In our climate it would be unrealistic to expect that exposed (i.e. spread to dry) and partially cured hay will never get rained on. Especially if the cut grass was relatively young (i.e. early in the season) or it is/was mature grass which had not yet had a chance to dry very much after being cut, I do not worry about it getting a shower or two. It may turn brown from the top, but if handled carefully thereafter will still be leafier and more palatable than hay we could buy.
To prevent leaf shattering, we carefully rake it up into rows with some dew on it (i.e. shortly after sun-up or in the evening). If it still contains enough internal moisture we put it on racks; otherwise bring it straight into the barn.
In photos 18 and 19, such weathered hay is being raked up. This batch was deliberately left to turn extra-brown to provide a contrast background to the lettering of our “war protest artwork“.
(Faye is seen in photo 18 working between the letter A and the peace symbol, near the bottom of the sign. Ashley, near the top end within the dove, is making rough piles which were left to “air out” during the day and picked up toward evening when the dew began to creep in again (photo 19).
Photos 20 to 23 illustrate another racking sequence. For this long-stemmed hay a two-crossbar rack is enough, although in this case the final shape turned out lopsided–something that should be avoided.
Apart from being of various sizes, the finished shapes are not all the same. After a week of rain and wind these racks have settled, as they always do. The one in the foreground has retained the ideal shape better than the two behind it. Grass cut after that week, having been spread for a day, is being raked up and consolidated into piles for the next racks (photo 24)
Another example of well-shaped racks is given in photo 25.
Photo 26 ilustrates a rack that was a little more squat and had a thin layer of greener hay added on top, something we occasionally do for better weather protection.
Fairlight and Ashley performing farmer’s style aerobics on a frosty September morning. Making hay out of grass this mature is not exactly what we plan to do, but it happens… At that time of year in this location, getting grass to cure well enough to be baled, or even brought in loose by the conventional methods, would be nearly impossible. This, in addition, is a slightly wet field of predominantly reed canary grass which produces a lot of succulent second growth after the first generation has gone to seed. With this system we can still turn this crop into hay which our donkeys like very much – and actually prefer to June-made clover hay (photo 27).
Nobody else around these parts makes hay for nearly five months out of the year.

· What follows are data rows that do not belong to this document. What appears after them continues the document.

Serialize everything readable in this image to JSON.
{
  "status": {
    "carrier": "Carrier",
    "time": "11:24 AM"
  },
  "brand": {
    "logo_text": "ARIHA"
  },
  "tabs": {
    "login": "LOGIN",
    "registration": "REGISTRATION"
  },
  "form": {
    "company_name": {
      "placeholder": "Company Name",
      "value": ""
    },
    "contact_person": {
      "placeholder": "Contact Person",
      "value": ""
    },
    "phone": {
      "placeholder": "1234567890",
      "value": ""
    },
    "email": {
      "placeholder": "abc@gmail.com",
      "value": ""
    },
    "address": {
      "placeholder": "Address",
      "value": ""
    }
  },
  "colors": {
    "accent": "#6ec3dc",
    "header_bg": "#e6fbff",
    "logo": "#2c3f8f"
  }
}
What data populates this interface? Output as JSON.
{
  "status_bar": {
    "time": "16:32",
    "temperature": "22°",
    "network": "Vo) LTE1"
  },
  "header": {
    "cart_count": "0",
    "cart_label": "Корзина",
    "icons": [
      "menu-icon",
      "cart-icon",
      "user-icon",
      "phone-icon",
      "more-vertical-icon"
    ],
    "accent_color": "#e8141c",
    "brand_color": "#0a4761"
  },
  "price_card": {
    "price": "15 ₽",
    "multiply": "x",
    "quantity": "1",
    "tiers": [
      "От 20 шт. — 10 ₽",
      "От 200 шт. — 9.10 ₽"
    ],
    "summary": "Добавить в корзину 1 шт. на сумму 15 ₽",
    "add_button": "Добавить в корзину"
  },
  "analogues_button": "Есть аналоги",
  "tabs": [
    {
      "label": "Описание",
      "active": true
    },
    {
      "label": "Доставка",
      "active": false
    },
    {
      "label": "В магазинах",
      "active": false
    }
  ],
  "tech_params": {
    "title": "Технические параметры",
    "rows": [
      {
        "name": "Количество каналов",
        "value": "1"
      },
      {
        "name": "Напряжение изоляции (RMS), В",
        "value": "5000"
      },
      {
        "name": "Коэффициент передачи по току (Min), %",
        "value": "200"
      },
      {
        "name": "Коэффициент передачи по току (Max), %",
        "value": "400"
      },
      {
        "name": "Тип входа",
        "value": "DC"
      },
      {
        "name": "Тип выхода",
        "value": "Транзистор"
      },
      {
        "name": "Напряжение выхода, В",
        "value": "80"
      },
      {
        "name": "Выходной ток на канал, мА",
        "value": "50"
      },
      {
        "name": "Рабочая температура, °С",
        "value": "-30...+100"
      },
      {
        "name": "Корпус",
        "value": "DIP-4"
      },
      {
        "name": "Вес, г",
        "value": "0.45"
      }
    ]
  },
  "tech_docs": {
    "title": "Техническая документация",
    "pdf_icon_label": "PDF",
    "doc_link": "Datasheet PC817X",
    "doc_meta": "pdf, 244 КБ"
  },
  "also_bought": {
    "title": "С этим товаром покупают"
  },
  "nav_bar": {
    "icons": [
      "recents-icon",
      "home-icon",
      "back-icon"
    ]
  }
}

We start when the dandelions are still blooming (late May) and finish the last scraps in October when the snow is beginning to fly (photo 28).